Doing the same thing and expecting different results each time is the definition of insanity, so lets hope Lovie and defensive coordinator Leslie Frazier aren’t losing their minds.

As for the offense, we all know that Jeff Tedford hasn’t called plays once because of his recovery from a heart procedure. That meant that Marcus Arroyo would be thrust into playcalling duties for the first time at the NFL level. In the very early stages of the season, that showed, as Josh McCown and company couldn’t seem to do anything right. But then Mike Glennon started Week Four against the Steelers, and the offense suddenly had life.

We saw it again in the heartbreaking loss to the Saints in the following week, but that life was crushed at the hands of the Ravens. Arroyo still struggles to find the perfect mix of run and pass plays, as the Buccaneers’ running game is non existent at this point. It’s putting a lot on Glennon’s shoulders, as most plays seem to have him looking downfield instead for short routes underneath. The Buccaneers need to mix in some screens on first and long situations (which they have been in often due to penalties) to help give Glennon an easier third down to work with.

To open up the running game, however, Arroyo needs to make sure Mike is confident enough to take his shots deep. The only way to ensure that the defense won’t cheat up and look for the run is to throw it over their heads a few time, and the Buccaneers have the weapons to do that. The Bucs want to be a “run first” team, but that is impossible when they are performing so poorly in that aspect of the game. Doug Martin has not looked like himself at all this year, and it might be time to start wondering if he has any trade value. Bobby Rainey has looked like more of a complete back thus far, and the coaching staff might want to give him the majority of carries.

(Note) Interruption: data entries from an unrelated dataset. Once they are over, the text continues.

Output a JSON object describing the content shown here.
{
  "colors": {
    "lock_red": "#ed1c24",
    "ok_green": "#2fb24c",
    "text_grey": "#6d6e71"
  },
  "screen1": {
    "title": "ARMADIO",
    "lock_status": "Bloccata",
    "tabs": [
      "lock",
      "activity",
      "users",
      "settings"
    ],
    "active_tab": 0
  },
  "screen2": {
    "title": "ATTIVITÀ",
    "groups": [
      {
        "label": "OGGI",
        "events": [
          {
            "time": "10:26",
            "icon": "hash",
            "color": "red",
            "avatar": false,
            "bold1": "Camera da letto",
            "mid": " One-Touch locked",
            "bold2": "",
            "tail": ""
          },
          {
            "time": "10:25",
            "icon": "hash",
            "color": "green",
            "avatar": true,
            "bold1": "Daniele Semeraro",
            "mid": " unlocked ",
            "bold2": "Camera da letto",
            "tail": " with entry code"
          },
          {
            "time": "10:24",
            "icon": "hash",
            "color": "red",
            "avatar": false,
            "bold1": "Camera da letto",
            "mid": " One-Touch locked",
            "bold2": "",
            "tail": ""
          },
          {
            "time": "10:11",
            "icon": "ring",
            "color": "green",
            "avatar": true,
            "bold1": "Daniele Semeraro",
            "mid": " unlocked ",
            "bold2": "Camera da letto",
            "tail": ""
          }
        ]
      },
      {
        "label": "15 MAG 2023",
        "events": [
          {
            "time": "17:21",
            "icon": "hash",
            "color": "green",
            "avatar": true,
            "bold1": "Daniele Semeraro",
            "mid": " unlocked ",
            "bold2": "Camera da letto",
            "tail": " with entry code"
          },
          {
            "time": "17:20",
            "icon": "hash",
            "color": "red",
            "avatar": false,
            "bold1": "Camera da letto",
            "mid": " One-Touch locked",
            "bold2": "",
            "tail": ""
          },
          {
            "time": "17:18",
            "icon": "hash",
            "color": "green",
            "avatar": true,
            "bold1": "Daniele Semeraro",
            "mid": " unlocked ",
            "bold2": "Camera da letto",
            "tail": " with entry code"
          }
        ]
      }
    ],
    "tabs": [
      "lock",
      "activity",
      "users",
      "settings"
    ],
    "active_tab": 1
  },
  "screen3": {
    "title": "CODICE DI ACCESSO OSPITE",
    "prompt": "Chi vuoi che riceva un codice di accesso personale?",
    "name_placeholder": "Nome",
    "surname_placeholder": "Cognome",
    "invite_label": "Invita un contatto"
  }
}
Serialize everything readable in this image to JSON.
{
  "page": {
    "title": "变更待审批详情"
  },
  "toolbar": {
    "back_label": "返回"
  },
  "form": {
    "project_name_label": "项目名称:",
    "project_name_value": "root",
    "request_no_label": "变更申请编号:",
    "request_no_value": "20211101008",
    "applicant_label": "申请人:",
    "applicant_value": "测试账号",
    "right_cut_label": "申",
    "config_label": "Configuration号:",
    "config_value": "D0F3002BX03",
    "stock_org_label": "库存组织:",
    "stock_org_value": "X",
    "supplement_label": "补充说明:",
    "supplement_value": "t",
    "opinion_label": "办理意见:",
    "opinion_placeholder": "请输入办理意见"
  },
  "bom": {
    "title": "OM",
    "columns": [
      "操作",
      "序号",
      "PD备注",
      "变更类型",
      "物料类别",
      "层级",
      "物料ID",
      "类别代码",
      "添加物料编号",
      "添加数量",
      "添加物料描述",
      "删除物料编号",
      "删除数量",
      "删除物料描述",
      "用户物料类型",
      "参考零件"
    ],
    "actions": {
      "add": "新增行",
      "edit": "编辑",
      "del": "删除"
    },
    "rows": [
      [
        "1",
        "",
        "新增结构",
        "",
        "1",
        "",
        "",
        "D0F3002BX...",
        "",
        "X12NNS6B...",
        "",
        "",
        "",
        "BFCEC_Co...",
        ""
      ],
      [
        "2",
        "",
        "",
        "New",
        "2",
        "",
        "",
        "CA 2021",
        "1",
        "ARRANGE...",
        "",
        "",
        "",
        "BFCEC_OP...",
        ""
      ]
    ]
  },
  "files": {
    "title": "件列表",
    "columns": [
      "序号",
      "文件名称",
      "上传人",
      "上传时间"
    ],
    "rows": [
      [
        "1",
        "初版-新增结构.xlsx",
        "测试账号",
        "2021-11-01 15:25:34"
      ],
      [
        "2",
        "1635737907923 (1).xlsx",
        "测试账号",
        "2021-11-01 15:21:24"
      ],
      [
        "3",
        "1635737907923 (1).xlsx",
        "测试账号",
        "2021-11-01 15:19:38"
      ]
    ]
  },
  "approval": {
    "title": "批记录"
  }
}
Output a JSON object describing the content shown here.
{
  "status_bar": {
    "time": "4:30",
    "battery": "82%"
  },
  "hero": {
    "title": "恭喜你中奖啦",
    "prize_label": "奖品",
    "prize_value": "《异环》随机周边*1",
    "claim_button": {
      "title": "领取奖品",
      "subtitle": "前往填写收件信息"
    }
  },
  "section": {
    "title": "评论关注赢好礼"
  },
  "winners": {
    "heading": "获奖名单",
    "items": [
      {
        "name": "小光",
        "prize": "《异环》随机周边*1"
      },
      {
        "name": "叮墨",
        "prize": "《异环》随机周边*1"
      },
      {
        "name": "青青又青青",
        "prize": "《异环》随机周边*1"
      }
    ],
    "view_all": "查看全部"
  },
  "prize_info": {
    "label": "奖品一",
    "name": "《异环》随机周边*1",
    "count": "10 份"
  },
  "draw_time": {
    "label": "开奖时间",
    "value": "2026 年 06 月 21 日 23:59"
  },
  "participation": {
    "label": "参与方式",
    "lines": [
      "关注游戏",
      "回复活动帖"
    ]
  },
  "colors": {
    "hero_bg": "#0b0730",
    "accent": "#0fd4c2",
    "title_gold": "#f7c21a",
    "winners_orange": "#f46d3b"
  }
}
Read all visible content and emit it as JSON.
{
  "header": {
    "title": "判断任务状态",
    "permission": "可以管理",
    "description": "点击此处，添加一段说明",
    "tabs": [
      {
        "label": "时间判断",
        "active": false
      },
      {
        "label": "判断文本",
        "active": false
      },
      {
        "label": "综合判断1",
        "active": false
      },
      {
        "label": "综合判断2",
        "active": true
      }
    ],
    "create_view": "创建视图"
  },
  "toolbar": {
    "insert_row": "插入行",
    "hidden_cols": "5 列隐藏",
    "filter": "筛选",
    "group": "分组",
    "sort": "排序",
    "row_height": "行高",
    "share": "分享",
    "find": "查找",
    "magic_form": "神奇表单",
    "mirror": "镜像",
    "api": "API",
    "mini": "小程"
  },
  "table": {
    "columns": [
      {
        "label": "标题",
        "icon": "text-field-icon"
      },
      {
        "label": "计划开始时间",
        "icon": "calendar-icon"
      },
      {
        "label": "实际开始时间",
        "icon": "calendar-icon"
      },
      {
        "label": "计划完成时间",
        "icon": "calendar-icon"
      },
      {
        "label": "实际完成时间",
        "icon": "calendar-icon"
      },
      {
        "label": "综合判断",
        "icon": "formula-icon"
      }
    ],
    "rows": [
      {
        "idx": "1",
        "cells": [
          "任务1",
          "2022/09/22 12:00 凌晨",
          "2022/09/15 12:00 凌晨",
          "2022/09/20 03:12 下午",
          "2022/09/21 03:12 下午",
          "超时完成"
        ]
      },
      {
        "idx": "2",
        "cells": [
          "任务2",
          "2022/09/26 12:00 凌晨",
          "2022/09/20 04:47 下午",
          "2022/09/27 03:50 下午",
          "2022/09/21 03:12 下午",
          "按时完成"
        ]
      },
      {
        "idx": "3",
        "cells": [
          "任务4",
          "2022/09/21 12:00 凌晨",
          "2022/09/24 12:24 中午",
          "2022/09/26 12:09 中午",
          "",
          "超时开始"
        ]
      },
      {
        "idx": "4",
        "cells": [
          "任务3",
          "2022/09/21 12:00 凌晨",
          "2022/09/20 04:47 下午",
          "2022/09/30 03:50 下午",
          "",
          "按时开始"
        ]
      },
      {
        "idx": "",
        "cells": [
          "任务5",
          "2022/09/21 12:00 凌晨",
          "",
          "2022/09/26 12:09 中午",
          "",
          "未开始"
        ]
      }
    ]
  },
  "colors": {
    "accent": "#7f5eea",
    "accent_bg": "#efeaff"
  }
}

Getting away from the X’s and O’s, the Buccaneers are not a disciplined team either. Tampa Bay has given their opponent an average of 60 yards per game due to penalties, which puts them right around the middle of the league in that category. Still, they always seem to come back to haunt the team. The New Orleans game is a perfect example, as penalties backed them up to their own goal line which led to a Saints safety that made it a three-point game, and Johnthan Banks’ illegal hands to the face penalty late on a key third down in overtime, which would have stalled the Saints’ game-winning drive.

Overall, the coaching staff needs to take a long and hard look at themselves in the mirror when considering what is going wrong with this team. We thought the sloppy play would be over as soon as Greg Schiano left the building, but it has just spilled into this season, making games like last week’s unwatchable.

Lovie Smith and Leslie Frazier have to fine tune their defensive scheme. The Buccaneers allow the most points and yards in the NFL, which is a shame considering that Gerald McCoy and Lavonte David are there. Offensively, unless the Bucs can mix in some sort of running game, they’ll be putting too much on Mike Glennon’s shoulders to overcome. We’re lucky that he’s a very quick and decisive thrower, because these third-and-longs require deep routes, and by the time they are completed, Mike has to be ready to chuck it down the field. Speaking of which, if it wasn’t for McCown’s thumb injury, would the switch to Glennon have been made? Or would Smith have stuck with “his guy”? It’s questions like that that have me worried for the future of this franchise. I believe the talent is there, I just don’t know if Smith is capable of adjusting his gameplans to fit his roster. Through six games, I haven’t seen it.

I really hope we will.